**ABOUT THIS TASK**
Take the data below and filter it for lines containing the word "date"; show each line found.

**DATA FOR ANALYSIS**

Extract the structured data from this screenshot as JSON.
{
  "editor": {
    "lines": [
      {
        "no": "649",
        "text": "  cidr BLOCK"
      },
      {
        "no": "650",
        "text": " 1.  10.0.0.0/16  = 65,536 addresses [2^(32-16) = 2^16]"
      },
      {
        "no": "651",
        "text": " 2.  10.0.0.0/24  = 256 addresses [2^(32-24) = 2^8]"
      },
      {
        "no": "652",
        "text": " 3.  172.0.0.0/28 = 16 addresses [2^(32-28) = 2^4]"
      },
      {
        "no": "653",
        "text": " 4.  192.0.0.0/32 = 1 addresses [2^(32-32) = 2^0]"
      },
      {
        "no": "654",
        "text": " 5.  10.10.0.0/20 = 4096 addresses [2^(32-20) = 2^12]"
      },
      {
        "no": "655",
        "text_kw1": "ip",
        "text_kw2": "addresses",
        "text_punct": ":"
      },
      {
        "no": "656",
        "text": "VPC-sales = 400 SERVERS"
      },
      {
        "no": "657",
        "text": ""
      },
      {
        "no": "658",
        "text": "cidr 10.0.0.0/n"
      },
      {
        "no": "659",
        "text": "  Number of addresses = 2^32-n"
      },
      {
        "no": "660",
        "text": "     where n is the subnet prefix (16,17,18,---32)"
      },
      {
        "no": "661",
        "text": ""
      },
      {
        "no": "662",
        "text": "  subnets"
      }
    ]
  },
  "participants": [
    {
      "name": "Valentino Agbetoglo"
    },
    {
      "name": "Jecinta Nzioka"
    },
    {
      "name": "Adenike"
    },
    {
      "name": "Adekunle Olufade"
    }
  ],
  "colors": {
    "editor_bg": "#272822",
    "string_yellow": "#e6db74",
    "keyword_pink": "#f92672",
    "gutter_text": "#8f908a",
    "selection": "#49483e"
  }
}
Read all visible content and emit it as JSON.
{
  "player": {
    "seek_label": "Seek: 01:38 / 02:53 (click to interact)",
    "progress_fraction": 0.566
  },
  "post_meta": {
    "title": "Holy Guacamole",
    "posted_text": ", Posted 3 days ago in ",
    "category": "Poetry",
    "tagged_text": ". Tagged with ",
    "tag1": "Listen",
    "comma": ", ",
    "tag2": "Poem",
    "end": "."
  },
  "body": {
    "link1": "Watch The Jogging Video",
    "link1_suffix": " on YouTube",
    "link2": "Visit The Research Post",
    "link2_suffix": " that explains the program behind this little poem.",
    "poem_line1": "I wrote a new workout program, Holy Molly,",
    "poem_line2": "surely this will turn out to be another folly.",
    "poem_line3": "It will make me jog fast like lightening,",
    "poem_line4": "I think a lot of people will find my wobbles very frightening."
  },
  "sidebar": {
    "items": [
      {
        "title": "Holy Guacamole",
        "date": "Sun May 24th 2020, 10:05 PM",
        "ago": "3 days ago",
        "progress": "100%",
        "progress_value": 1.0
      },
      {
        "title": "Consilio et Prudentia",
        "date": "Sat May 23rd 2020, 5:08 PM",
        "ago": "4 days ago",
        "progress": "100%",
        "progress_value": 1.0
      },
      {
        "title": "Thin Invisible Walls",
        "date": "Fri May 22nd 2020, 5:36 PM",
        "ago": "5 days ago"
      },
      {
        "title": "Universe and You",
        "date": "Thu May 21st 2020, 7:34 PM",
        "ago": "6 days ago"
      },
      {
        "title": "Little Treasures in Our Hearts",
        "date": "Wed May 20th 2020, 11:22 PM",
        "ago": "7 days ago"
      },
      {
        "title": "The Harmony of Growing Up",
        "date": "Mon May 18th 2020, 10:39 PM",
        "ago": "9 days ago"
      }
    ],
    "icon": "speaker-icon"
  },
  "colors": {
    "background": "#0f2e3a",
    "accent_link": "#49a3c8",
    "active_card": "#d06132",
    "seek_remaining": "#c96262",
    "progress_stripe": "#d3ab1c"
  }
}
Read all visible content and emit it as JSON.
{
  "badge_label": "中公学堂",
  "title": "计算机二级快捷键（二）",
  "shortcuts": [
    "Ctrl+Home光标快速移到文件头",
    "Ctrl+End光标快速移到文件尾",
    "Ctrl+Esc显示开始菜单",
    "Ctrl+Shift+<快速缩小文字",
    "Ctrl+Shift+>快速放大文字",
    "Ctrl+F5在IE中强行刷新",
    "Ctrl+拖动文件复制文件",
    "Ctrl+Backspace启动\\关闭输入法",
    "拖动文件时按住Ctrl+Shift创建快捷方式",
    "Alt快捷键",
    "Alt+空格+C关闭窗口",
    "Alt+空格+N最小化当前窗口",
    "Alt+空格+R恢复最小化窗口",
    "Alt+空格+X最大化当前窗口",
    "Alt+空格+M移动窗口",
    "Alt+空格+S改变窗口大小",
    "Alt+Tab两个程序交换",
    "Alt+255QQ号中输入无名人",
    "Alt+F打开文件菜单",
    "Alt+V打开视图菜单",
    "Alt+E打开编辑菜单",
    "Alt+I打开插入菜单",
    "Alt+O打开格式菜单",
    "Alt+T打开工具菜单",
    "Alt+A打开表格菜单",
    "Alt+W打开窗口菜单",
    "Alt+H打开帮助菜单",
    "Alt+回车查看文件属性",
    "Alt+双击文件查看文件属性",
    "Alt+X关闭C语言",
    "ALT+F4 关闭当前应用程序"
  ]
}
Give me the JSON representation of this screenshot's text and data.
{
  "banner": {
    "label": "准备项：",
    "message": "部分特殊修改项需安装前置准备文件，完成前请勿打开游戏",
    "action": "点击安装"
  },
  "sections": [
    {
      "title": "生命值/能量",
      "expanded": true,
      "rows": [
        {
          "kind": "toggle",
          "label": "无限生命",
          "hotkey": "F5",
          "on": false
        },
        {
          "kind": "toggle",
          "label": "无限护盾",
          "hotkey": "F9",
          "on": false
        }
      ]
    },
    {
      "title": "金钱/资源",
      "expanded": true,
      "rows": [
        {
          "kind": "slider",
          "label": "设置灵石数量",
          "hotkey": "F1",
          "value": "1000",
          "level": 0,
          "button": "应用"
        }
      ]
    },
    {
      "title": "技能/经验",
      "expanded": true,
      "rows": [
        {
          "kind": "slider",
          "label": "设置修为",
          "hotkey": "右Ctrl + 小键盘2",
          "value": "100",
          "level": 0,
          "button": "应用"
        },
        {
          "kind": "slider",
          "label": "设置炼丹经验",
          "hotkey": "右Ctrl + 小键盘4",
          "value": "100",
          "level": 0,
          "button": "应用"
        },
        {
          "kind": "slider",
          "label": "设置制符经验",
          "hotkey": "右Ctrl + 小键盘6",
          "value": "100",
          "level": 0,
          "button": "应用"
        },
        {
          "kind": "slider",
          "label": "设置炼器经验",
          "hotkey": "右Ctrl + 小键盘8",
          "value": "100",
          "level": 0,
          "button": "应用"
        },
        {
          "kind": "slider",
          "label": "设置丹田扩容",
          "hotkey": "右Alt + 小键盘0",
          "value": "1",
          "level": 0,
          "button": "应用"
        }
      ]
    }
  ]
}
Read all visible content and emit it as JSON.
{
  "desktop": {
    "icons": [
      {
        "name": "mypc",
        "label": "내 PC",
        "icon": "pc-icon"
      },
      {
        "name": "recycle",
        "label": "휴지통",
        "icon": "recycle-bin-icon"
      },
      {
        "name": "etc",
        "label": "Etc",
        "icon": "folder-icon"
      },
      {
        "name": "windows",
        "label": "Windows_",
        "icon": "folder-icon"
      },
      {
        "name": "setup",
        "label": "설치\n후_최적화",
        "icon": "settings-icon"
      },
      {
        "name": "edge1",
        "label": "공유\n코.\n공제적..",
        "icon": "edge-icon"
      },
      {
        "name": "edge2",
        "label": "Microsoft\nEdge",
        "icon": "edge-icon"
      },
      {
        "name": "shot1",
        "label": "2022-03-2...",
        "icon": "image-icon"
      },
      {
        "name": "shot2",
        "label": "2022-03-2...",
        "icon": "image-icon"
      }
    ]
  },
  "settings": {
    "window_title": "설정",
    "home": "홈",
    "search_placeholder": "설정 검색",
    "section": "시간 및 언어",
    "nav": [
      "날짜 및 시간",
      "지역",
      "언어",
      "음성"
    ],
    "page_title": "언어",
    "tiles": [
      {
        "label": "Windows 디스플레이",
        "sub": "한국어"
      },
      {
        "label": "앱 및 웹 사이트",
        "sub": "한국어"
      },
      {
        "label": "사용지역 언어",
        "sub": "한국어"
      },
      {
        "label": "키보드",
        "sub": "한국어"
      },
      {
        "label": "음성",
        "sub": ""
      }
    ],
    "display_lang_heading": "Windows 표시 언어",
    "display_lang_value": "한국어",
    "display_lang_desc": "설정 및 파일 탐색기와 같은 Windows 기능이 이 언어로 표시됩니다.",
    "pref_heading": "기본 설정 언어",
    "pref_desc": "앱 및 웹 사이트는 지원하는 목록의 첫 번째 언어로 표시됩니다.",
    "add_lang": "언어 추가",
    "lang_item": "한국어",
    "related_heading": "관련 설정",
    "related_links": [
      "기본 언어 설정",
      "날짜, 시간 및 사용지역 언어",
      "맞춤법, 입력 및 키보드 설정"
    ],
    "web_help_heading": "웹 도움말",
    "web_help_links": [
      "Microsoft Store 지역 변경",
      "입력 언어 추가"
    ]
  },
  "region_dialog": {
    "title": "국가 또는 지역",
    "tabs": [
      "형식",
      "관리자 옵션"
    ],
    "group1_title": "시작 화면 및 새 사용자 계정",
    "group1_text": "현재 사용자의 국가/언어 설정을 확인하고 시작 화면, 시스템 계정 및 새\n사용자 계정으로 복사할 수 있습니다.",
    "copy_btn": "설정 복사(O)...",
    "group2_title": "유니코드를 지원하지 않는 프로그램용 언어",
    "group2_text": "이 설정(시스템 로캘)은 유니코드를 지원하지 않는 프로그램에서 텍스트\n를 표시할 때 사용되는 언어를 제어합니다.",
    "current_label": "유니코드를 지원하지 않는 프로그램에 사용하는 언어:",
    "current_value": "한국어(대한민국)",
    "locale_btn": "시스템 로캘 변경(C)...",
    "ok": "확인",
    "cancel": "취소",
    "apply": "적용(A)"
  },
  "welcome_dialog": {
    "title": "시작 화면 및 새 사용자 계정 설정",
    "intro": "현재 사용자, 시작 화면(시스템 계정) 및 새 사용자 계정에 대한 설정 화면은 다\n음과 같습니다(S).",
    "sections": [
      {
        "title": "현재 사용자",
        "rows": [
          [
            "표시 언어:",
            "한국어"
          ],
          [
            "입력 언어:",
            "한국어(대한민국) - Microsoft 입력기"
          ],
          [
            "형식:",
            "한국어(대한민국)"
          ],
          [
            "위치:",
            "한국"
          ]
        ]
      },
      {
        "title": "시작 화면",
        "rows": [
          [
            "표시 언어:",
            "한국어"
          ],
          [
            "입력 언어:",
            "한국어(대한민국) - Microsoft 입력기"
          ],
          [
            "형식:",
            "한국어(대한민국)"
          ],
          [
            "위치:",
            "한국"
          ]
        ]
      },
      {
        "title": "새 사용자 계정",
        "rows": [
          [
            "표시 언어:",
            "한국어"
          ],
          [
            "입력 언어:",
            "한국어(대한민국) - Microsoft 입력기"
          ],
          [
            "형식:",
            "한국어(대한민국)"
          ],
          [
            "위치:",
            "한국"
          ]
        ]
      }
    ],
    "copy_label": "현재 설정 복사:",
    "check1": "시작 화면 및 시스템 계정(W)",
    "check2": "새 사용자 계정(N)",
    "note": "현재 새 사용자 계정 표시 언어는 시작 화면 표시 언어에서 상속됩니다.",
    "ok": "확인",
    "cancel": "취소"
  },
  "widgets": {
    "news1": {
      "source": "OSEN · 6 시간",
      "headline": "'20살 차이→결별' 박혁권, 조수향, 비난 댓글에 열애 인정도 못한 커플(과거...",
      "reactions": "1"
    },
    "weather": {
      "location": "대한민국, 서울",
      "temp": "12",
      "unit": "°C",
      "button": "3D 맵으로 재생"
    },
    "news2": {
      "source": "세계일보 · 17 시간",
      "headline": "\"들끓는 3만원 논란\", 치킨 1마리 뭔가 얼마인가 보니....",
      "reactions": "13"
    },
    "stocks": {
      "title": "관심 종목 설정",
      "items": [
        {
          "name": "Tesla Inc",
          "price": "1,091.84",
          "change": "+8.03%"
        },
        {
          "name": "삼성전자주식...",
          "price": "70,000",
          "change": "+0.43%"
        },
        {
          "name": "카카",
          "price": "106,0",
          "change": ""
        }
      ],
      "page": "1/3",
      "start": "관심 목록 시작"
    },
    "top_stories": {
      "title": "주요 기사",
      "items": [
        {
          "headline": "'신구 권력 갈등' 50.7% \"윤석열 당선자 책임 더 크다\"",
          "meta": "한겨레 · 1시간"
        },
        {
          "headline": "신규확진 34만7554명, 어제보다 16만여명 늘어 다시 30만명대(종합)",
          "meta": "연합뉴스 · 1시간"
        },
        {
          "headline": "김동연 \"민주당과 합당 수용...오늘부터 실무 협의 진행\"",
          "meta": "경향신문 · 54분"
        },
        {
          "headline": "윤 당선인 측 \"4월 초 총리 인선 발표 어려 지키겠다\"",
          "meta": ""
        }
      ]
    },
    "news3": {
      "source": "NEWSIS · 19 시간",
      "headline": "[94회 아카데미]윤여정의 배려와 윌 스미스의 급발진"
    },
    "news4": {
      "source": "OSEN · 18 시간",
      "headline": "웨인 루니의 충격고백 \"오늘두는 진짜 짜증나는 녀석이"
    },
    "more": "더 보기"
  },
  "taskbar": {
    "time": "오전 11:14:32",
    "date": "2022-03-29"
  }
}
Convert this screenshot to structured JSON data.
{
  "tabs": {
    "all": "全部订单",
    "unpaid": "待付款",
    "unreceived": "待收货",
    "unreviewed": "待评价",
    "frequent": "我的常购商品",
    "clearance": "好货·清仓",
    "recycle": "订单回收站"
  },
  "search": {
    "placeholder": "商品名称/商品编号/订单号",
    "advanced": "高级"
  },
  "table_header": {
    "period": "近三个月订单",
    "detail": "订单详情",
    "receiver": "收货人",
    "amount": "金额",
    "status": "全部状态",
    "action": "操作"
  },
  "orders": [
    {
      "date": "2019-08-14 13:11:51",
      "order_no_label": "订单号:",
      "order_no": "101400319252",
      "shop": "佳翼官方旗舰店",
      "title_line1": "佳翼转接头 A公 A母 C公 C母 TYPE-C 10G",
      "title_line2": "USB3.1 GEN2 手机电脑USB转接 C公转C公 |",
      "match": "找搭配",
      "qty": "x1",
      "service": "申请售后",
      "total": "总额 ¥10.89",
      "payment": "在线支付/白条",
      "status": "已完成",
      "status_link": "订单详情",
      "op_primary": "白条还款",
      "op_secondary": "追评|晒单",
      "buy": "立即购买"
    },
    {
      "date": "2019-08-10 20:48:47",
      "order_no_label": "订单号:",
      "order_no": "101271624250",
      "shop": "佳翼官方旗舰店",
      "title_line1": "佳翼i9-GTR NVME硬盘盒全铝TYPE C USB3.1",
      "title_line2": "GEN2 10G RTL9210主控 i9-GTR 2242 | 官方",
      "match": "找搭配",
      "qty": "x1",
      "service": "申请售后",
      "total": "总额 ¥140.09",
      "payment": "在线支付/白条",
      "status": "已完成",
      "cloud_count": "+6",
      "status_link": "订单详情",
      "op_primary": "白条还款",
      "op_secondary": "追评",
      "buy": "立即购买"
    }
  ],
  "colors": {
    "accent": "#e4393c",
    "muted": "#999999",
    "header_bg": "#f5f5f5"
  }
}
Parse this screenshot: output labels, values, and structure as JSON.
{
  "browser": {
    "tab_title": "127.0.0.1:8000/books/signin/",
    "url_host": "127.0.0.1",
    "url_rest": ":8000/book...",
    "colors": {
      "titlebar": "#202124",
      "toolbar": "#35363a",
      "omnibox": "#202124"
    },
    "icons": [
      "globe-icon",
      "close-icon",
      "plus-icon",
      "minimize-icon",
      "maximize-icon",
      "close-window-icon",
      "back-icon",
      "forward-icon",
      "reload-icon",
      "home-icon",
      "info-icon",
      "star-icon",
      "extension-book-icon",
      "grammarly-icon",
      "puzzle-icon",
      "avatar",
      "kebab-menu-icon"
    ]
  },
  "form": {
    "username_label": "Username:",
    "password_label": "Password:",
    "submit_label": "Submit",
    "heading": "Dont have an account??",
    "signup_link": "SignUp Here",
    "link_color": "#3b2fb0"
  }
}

**REPLY**
        "date": "Sun May 24th 2020, 10:05 PM",
        "date": "Sat May 23rd 2020, 5:08 PM",
        "date": "Fri May 22nd 2020, 5:36 PM",
        "date": "Thu May 21st 2020, 7:34 PM",
        "date": "Wed May 20th 2020, 11:22 PM",
        "date": "Mon May 18th 2020, 10:39 PM",
    "date": "2022-03-29"
      "date": "2019-08-14 13:11:51",
      "date": "2019-08-10 20:48:47",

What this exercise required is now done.